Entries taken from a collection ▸
━━━━
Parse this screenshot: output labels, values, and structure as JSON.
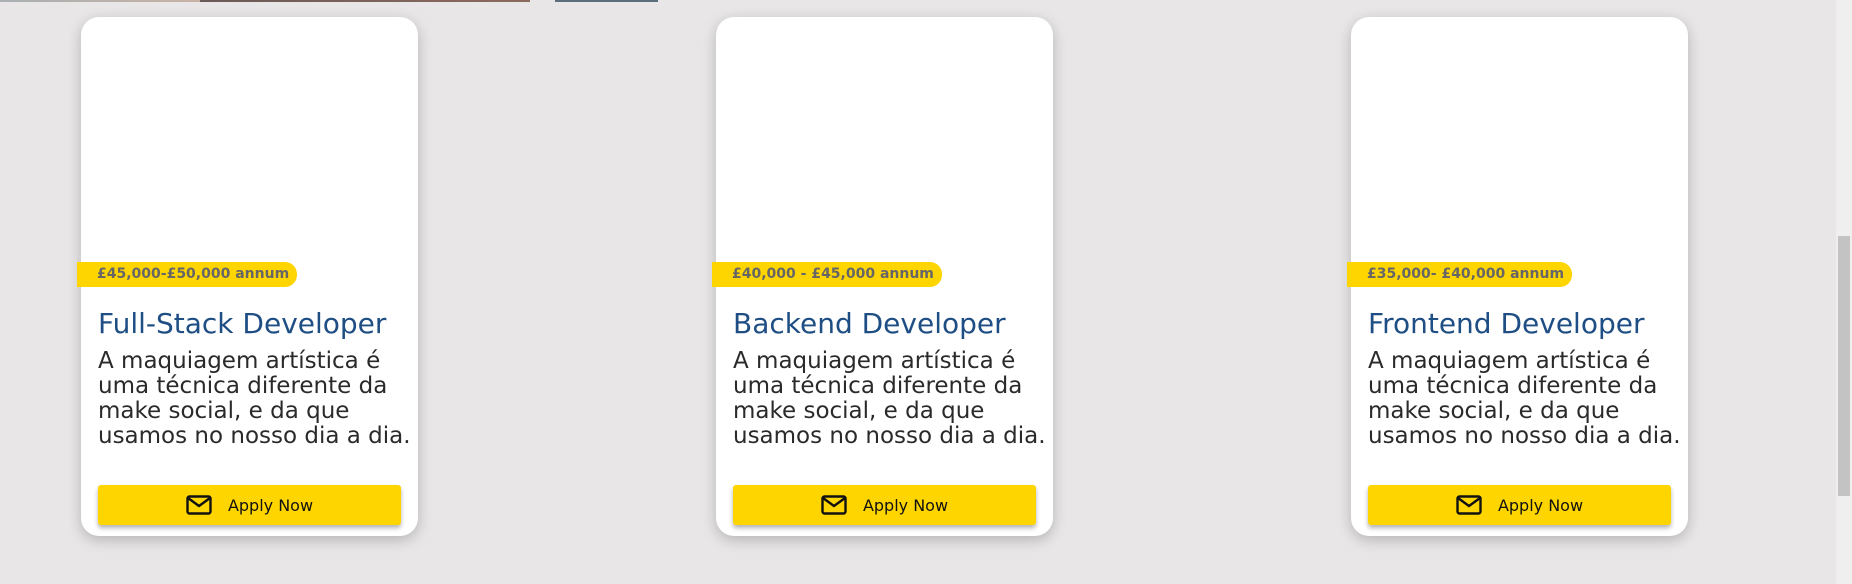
{
  "colors": {
    "page_background": "#e8e6e7",
    "card_background": "#ffffff",
    "accent_yellow": "#ffd500",
    "title_blue": "#1e4e84",
    "badge_text": "#666666"
  },
  "jobs": [
    {
      "salary": "£45,000-£50,000 annum",
      "title": "Full-Stack Developer",
      "description": "A maquiagem artística é uma técnica diferente da make social, e da que usamos no nosso dia a dia.",
      "apply_label": "Apply Now",
      "apply_icon": "mail-icon"
    },
    {
      "salary": "£40,000 - £45,000 annum",
      "title": "Backend Developer",
      "description": "A maquiagem artística é uma técnica diferente da make social, e da que usamos no nosso dia a dia.",
      "apply_label": "Apply Now",
      "apply_icon": "mail-icon"
    },
    {
      "salary": "£35,000- £40,000 annum",
      "title": "Frontend Developer",
      "description": "A maquiagem artística é uma técnica diferente da make social, e da que usamos no nosso dia a dia.",
      "apply_label": "Apply Now",
      "apply_icon": "mail-icon"
    }
  ]
}
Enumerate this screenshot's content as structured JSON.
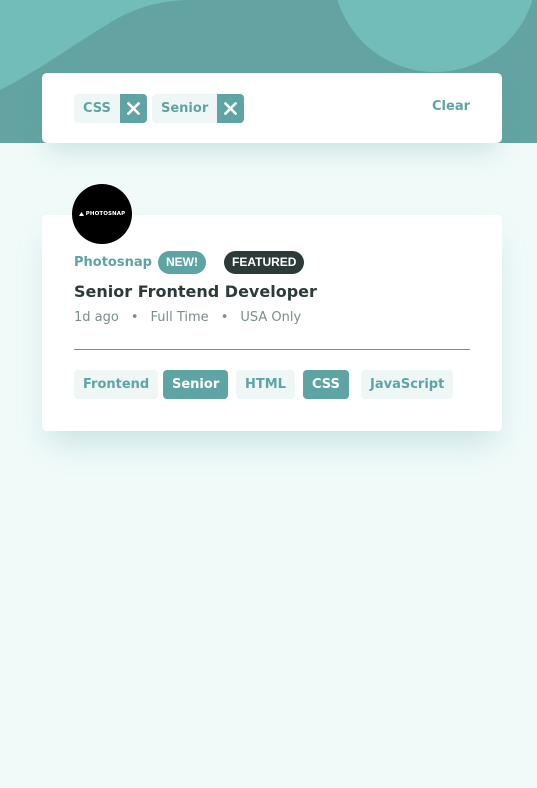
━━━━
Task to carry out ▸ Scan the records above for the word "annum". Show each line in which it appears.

Exercise solution ▸
      "salary": "£45,000-£50,000 annum",
      "salary": "£40,000 - £45,000 annum",
      "salary": "£35,000- £40,000 annum",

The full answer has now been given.